*Instructions for the task*.
The response has to be every entry, printed word for word.

··· Source information ···

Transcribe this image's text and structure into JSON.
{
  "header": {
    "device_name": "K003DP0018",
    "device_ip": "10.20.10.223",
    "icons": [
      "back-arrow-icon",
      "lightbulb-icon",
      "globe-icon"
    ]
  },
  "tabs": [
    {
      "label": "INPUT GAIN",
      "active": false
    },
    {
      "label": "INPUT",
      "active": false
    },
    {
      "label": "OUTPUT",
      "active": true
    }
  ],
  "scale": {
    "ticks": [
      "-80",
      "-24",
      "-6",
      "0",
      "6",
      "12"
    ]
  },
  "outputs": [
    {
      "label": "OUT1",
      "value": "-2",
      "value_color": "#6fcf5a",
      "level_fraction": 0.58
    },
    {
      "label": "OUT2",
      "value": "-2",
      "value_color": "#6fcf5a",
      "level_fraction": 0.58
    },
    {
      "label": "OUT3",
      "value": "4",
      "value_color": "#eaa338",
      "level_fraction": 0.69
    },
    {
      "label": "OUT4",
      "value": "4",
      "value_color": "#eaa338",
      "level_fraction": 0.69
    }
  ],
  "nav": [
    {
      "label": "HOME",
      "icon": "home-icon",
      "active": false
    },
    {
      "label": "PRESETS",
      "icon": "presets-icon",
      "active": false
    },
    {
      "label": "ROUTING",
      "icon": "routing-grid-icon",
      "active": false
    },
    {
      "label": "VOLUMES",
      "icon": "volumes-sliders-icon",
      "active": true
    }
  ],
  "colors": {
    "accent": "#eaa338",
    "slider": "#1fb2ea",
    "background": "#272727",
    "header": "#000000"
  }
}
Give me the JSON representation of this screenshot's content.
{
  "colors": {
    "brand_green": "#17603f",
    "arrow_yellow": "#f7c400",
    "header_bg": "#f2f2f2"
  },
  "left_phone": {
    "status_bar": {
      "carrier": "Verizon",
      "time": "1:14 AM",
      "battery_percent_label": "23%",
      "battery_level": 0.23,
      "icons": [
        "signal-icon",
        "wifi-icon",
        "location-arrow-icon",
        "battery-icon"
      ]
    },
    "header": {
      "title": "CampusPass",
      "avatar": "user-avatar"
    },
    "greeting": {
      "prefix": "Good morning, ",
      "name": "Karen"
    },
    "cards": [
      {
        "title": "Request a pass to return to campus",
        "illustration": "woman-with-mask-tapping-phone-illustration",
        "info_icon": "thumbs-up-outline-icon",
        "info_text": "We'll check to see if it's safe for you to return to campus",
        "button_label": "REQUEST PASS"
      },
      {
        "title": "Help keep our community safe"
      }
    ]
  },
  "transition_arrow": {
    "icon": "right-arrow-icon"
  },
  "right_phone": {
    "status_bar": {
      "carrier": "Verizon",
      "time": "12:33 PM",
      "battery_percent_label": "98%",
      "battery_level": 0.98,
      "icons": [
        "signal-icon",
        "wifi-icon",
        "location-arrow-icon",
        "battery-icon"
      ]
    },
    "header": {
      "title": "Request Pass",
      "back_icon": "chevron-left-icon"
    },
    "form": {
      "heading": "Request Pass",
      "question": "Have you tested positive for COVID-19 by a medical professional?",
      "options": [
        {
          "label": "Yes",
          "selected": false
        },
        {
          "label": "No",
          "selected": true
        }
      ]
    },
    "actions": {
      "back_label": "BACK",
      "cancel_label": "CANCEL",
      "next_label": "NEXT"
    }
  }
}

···

*Result of the exercise*.
Transcribe this image's text and structure into JSON.
{
  "header": {
    "device_name": "K003DP0018",
    "device_ip": "10.20.10.223",
    "icons": [
      "back-arrow-icon",
      "lightbulb-icon",
      "globe-icon"
    ]
  },
  "tabs": [
    {
      "label": "INPUT GAIN",
      "active": false
    },
    {
      "label": "INPUT",
      "active": false
    },
    {
      "label": "OUTPUT",
      "active": true
    }
  ],
  "scale": {
    "ticks": [
      "-80",
      "-24",
      "-6",
      "0",
      "6",
      "12"
    ]
  },
  "outputs": [
    {
      "label": "OUT1",
      "value": "-2",
      "value_color": "#6fcf5a",
      "level_fraction": 0.58
    },
    {
      "label": "OUT2",
      "value": "-2",
      "value_color": "#6fcf5a",
      "level_fraction": 0.58
    },
    {
      "label": "OUT3",
      "value": "4",
      "value_color": "#eaa338",
      "level_fraction": 0.69
    },
    {
      "label": "OUT4",
      "value": "4",
      "value_color": "#eaa338",
      "level_fraction": 0.69
    }
  ],
  "nav": [
    {
      "label": "HOME",
      "icon": "home-icon",
      "active": false
    },
    {
      "label": "PRESETS",
      "icon": "presets-icon",
      "active": false
    },
    {
      "label": "ROUTING",
      "icon": "routing-grid-icon",
      "active": false
    },
    {
      "label": "VOLUMES",
      "icon": "volumes-sliders-icon",
      "active": true
    }
  ],
  "colors": {
    "accent": "#eaa338",
    "slider": "#1fb2ea",
    "background": "#272727",
    "header": "#000000"
  }
}
Give me the JSON representation of this screenshot's content.
{
  "colors": {
    "brand_green": "#17603f",
    "arrow_yellow": "#f7c400",
    "header_bg": "#f2f2f2"
  },
  "left_phone": {
    "status_bar": {
      "carrier": "Verizon",
      "time": "1:14 AM",
      "battery_percent_label": "23%",
      "battery_level": 0.23,
      "icons": [
        "signal-icon",
        "wifi-icon",
        "location-arrow-icon",
        "battery-icon"
      ]
    },
    "header": {
      "title": "CampusPass",
      "avatar": "user-avatar"
    },
    "greeting": {
      "prefix": "Good morning, ",
      "name": "Karen"
    },
    "cards": [
      {
        "title": "Request a pass to return to campus",
        "illustration": "woman-with-mask-tapping-phone-illustration",
        "info_icon": "thumbs-up-outline-icon",
        "info_text": "We'll check to see if it's safe for you to return to campus",
        "button_label": "REQUEST PASS"
      },
      {
        "title": "Help keep our community safe"
      }
    ]
  },
  "transition_arrow": {
    "icon": "right-arrow-icon"
  },
  "right_phone": {
    "status_bar": {
      "carrier": "Verizon",
      "time": "12:33 PM",
      "battery_percent_label": "98%",
      "battery_level": 0.98,
      "icons": [
        "signal-icon",
        "wifi-icon",
        "location-arrow-icon",
        "battery-icon"
      ]
    },
    "header": {
      "title": "Request Pass",
      "back_icon": "chevron-left-icon"
    },
    "form": {
      "heading": "Request Pass",
      "question": "Have you tested positive for COVID-19 by a medical professional?",
      "options": [
        {
          "label": "Yes",
          "selected": false
        },
        {
          "label": "No",
          "selected": true
        }
      ]
    },
    "actions": {
      "back_label": "BACK",
      "cancel_label": "CANCEL",
      "next_label": "NEXT"
    }
  }
}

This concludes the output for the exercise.